▶ **What to do**
Without including any pictures, write out all the entries exactly.
** Opening Extracted data block **
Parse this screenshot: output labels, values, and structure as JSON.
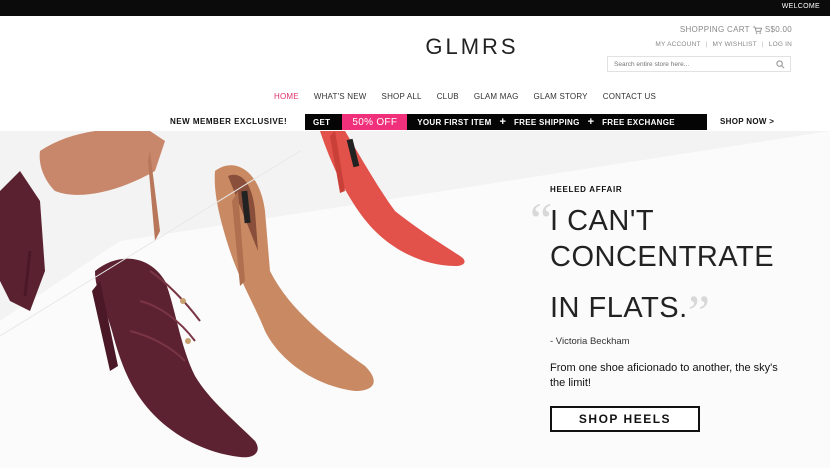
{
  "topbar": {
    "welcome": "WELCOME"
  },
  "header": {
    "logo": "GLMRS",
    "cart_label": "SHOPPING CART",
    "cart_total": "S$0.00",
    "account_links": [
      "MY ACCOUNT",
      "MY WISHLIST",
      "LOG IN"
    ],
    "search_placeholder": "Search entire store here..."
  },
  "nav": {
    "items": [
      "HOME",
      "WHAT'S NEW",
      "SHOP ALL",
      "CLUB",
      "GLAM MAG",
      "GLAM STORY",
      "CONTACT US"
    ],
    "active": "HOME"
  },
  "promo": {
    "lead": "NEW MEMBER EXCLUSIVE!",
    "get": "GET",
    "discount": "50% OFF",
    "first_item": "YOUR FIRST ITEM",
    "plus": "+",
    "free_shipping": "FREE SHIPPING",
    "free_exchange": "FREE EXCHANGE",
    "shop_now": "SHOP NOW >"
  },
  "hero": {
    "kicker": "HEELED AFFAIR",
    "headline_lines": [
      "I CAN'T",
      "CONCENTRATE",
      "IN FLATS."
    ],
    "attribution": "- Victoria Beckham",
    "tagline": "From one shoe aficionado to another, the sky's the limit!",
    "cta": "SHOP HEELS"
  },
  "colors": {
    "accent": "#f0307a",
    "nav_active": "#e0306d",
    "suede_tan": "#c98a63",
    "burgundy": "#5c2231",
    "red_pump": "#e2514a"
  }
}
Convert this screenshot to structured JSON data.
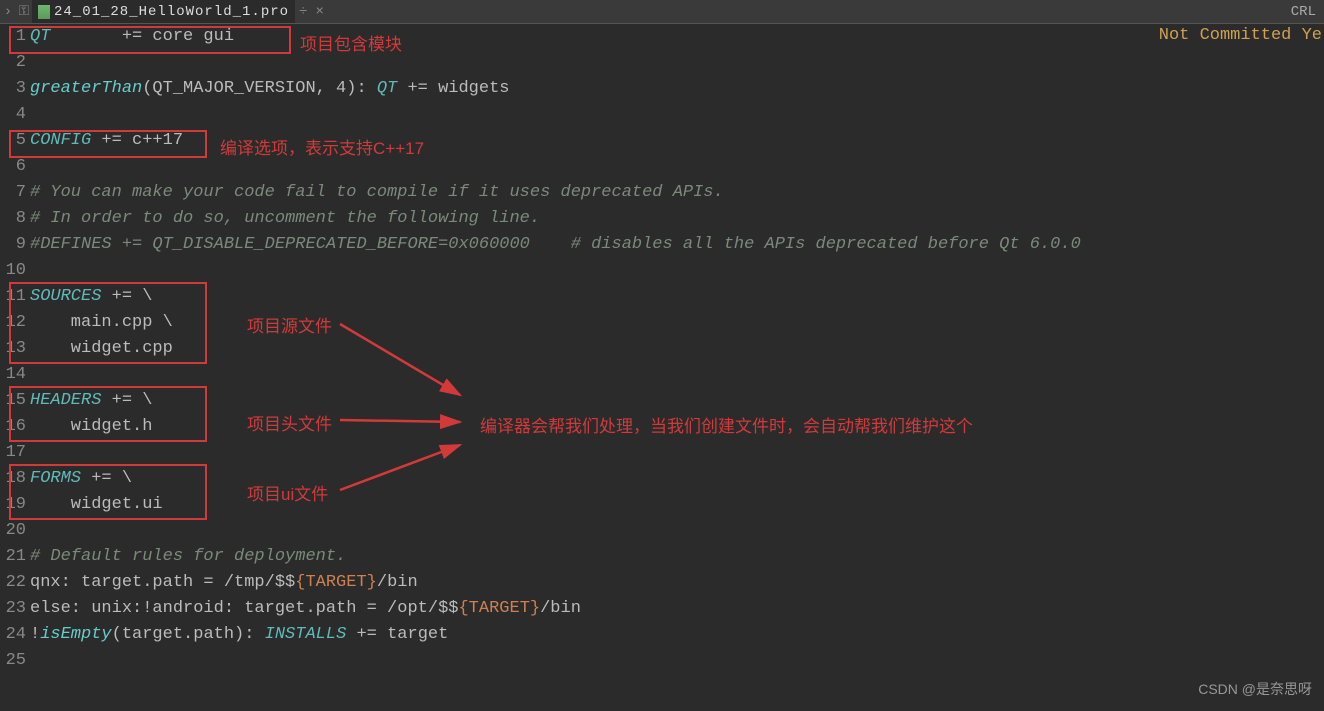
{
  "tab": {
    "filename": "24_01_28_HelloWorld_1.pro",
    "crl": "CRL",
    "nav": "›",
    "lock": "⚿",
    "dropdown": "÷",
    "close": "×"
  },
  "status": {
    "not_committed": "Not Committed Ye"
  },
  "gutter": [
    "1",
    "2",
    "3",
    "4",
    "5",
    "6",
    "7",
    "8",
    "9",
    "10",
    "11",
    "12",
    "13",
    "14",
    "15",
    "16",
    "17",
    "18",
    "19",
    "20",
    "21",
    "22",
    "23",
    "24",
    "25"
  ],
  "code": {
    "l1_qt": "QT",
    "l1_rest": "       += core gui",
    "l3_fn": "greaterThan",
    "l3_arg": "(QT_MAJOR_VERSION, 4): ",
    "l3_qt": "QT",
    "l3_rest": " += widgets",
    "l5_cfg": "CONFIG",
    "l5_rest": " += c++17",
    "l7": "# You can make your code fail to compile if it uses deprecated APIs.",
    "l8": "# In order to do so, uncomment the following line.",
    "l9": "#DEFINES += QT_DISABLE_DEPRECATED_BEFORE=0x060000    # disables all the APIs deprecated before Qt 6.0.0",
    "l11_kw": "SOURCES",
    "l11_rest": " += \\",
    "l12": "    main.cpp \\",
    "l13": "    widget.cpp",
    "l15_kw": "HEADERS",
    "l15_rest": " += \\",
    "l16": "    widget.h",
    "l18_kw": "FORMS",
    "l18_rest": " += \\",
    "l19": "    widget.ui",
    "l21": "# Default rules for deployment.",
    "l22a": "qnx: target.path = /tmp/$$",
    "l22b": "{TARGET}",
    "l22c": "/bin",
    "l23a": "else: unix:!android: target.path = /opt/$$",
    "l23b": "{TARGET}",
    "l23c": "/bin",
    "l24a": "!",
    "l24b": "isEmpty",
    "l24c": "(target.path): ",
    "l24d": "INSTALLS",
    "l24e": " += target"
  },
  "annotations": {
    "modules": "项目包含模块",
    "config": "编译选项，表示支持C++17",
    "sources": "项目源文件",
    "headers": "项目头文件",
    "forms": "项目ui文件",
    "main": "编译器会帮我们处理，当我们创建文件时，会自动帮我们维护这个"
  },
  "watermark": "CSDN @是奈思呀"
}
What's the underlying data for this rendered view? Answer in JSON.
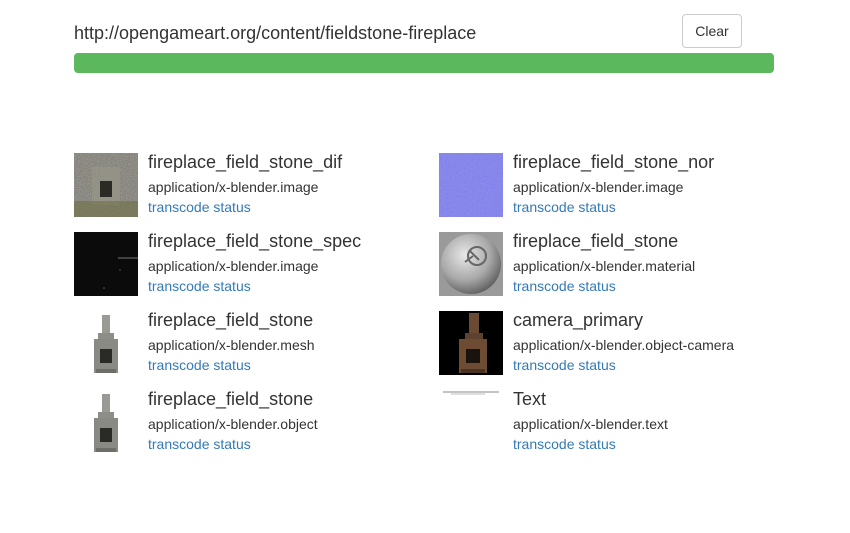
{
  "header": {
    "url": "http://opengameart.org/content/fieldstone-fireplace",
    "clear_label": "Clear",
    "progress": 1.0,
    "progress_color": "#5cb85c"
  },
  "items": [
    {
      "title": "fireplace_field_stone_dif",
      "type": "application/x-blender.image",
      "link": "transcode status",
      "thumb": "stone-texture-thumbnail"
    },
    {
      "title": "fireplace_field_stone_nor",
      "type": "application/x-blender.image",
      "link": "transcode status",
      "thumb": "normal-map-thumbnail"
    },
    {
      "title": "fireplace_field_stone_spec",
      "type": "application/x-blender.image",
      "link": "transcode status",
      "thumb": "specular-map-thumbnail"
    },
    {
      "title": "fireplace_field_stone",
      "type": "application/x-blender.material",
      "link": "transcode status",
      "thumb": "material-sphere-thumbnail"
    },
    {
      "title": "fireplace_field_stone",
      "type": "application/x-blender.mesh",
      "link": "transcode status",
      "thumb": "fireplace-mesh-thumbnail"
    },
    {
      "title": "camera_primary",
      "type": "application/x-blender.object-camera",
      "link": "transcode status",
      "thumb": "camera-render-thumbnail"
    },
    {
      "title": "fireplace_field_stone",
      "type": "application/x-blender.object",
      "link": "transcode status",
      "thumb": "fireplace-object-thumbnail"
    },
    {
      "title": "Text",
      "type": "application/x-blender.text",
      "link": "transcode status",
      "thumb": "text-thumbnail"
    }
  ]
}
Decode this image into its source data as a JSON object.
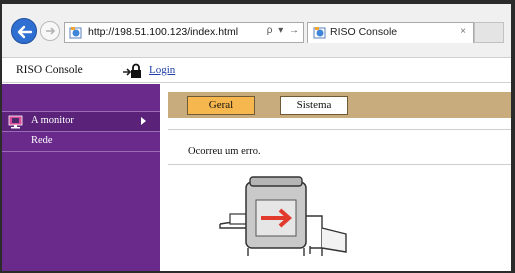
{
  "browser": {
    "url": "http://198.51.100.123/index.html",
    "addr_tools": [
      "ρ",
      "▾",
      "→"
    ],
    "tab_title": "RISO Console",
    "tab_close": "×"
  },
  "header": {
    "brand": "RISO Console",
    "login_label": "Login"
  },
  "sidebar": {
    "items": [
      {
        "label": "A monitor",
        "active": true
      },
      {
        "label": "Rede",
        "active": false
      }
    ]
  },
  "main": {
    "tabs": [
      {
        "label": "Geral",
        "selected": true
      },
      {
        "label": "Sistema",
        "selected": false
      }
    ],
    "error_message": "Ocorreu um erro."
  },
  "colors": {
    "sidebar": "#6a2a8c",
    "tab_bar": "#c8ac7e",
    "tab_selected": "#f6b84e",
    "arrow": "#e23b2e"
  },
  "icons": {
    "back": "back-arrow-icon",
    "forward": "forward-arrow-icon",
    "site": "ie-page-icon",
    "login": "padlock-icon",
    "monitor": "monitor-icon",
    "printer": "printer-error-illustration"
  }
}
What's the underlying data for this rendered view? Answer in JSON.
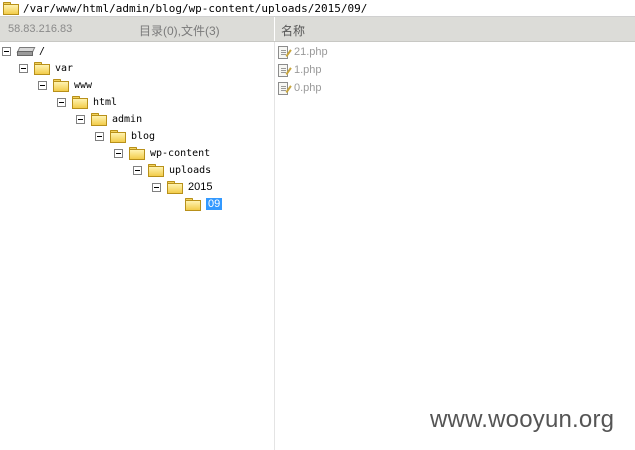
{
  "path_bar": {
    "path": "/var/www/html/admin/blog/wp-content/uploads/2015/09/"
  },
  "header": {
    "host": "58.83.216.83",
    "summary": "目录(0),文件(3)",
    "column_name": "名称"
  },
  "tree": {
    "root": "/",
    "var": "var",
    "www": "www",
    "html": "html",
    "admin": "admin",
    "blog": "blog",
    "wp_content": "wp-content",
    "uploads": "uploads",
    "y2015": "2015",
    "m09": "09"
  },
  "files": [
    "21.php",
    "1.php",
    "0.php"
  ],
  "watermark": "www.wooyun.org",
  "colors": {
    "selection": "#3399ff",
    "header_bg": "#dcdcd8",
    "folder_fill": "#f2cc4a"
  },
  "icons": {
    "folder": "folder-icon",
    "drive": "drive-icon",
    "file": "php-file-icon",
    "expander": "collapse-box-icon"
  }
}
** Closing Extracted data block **
▶ **Task solution**
Parse this screenshot: output labels, values, and structure as JSON.
{
  "topbar": {
    "welcome": "WELCOME"
  },
  "header": {
    "logo": "GLMRS",
    "cart_label": "SHOPPING CART",
    "cart_total": "S$0.00",
    "account_links": [
      "MY ACCOUNT",
      "MY WISHLIST",
      "LOG IN"
    ],
    "search_placeholder": "Search entire store here..."
  },
  "nav": {
    "items": [
      "HOME",
      "WHAT'S NEW",
      "SHOP ALL",
      "CLUB",
      "GLAM MAG",
      "GLAM STORY",
      "CONTACT US"
    ],
    "active": "HOME"
  },
  "promo": {
    "lead": "NEW MEMBER EXCLUSIVE!",
    "get": "GET",
    "discount": "50% OFF",
    "first_item": "YOUR FIRST ITEM",
    "plus": "+",
    "free_shipping": "FREE SHIPPING",
    "free_exchange": "FREE EXCHANGE",
    "shop_now": "SHOP NOW >"
  },
  "hero": {
    "kicker": "HEELED AFFAIR",
    "headline_lines": [
      "I CAN'T",
      "CONCENTRATE",
      "IN FLATS."
    ],
    "attribution": "- Victoria Beckham",
    "tagline": "From one shoe aficionado to another, the sky's the limit!",
    "cta": "SHOP HEELS"
  },
  "colors": {
    "accent": "#f0307a",
    "nav_active": "#e0306d",
    "suede_tan": "#c98a63",
    "burgundy": "#5c2231",
    "red_pump": "#e2514a"
  }
}
Convert this screenshot to structured JSON data.
{
  "tab": {
    "filename": "24_01_28_HelloWorld_1.pro",
    "crl": "CRL",
    "nav": "›",
    "lock": "⚿",
    "dropdown": "÷",
    "close": "×"
  },
  "status": {
    "not_committed": "Not Committed Ye"
  },
  "gutter": [
    "1",
    "2",
    "3",
    "4",
    "5",
    "6",
    "7",
    "8",
    "9",
    "10",
    "11",
    "12",
    "13",
    "14",
    "15",
    "16",
    "17",
    "18",
    "19",
    "20",
    "21",
    "22",
    "23",
    "24",
    "25"
  ],
  "code": {
    "l1_qt": "QT",
    "l1_rest": "       += core gui",
    "l3_fn": "greaterThan",
    "l3_arg": "(QT_MAJOR_VERSION, 4): ",
    "l3_qt": "QT",
    "l3_rest": " += widgets",
    "l5_cfg": "CONFIG",
    "l5_rest": " += c++17",
    "l7": "# You can make your code fail to compile if it uses deprecated APIs.",
    "l8": "# In order to do so, uncomment the following line.",
    "l9": "#DEFINES += QT_DISABLE_DEPRECATED_BEFORE=0x060000    # disables all the APIs deprecated before Qt 6.0.0",
    "l11_kw": "SOURCES",
    "l11_rest": " += \\",
    "l12": "    main.cpp \\",
    "l13": "    widget.cpp",
    "l15_kw": "HEADERS",
    "l15_rest": " += \\",
    "l16": "    widget.h",
    "l18_kw": "FORMS",
    "l18_rest": " += \\",
    "l19": "    widget.ui",
    "l21": "# Default rules for deployment.",
    "l22a": "qnx: target.path = /tmp/$$",
    "l22b": "{TARGET}",
    "l22c": "/bin",
    "l23a": "else: unix:!android: target.path = /opt/$$",
    "l23b": "{TARGET}",
    "l23c": "/bin",
    "l24a": "!",
    "l24b": "isEmpty",
    "l24c": "(target.path): ",
    "l24d": "INSTALLS",
    "l24e": " += target"
  },
  "annotations": {
    "modules": "项目包含模块",
    "config": "编译选项，表示支持C++17",
    "sources": "项目源文件",
    "headers": "项目头文件",
    "forms": "项目ui文件",
    "main": "编译器会帮我们处理，当我们创建文件时，会自动帮我们维护这个"
  },
  "watermark": "CSDN @是奈思呀"
}
What's the underlying data for this rendered view? Answer in JSON.
{
  "header": {
    "url": "http://opengameart.org/content/fieldstone-fireplace",
    "clear_label": "Clear",
    "progress": 1.0,
    "progress_color": "#5cb85c"
  },
  "items": [
    {
      "title": "fireplace_field_stone_dif",
      "type": "application/x-blender.image",
      "link": "transcode status",
      "thumb": "stone-texture-thumbnail"
    },
    {
      "title": "fireplace_field_stone_nor",
      "type": "application/x-blender.image",
      "link": "transcode status",
      "thumb": "normal-map-thumbnail"
    },
    {
      "title": "fireplace_field_stone_spec",
      "type": "application/x-blender.image",
      "link": "transcode status",
      "thumb": "specular-map-thumbnail"
    },
    {
      "title": "fireplace_field_stone",
      "type": "application/x-blender.material",
      "link": "transcode status",
      "thumb": "material-sphere-thumbnail"
    },
    {
      "title": "fireplace_field_stone",
      "type": "application/x-blender.mesh",
      "link": "transcode status",
      "thumb": "fireplace-mesh-thumbnail"
    },
    {
      "title": "camera_primary",
      "type": "application/x-blender.object-camera",
      "link": "transcode status",
      "thumb": "camera-render-thumbnail"
    },
    {
      "title": "fireplace_field_stone",
      "type": "application/x-blender.object",
      "link": "transcode status",
      "thumb": "fireplace-object-thumbnail"
    },
    {
      "title": "Text",
      "type": "application/x-blender.text",
      "link": "transcode status",
      "thumb": "text-thumbnail"
    }
  ]
}
Decode this image into its source data as a JSON object.
{
  "browser": {
    "url": "http://198.51.100.123/index.html",
    "addr_tools": [
      "ρ",
      "▾",
      "→"
    ],
    "tab_title": "RISO Console",
    "tab_close": "×"
  },
  "header": {
    "brand": "RISO Console",
    "login_label": "Login"
  },
  "sidebar": {
    "items": [
      {
        "label": "A monitor",
        "active": true
      },
      {
        "label": "Rede",
        "active": false
      }
    ]
  },
  "main": {
    "tabs": [
      {
        "label": "Geral",
        "selected": true
      },
      {
        "label": "Sistema",
        "selected": false
      }
    ],
    "error_message": "Ocorreu um erro."
  },
  "colors": {
    "sidebar": "#6a2a8c",
    "tab_bar": "#c8ac7e",
    "tab_selected": "#f6b84e",
    "arrow": "#e23b2e"
  },
  "icons": {
    "back": "back-arrow-icon",
    "forward": "forward-arrow-icon",
    "site": "ie-page-icon",
    "login": "padlock-icon",
    "monitor": "monitor-icon",
    "printer": "printer-error-illustration"
  }
}
What's the underlying data for this rendered view? Answer in JSON.
{
  "path_bar": {
    "path": "/var/www/html/admin/blog/wp-content/uploads/2015/09/"
  },
  "header": {
    "host": "58.83.216.83",
    "summary": "目录(0),文件(3)",
    "column_name": "名称"
  },
  "tree": {
    "root": "/",
    "var": "var",
    "www": "www",
    "html": "html",
    "admin": "admin",
    "blog": "blog",
    "wp_content": "wp-content",
    "uploads": "uploads",
    "y2015": "2015",
    "m09": "09"
  },
  "files": [
    "21.php",
    "1.php",
    "0.php"
  ],
  "watermark": "www.wooyun.org",
  "colors": {
    "selection": "#3399ff",
    "header_bg": "#dcdcd8",
    "folder_fill": "#f2cc4a"
  },
  "icons": {
    "folder": "folder-icon",
    "drive": "drive-icon",
    "file": "php-file-icon",
    "expander": "collapse-box-icon"
  }
}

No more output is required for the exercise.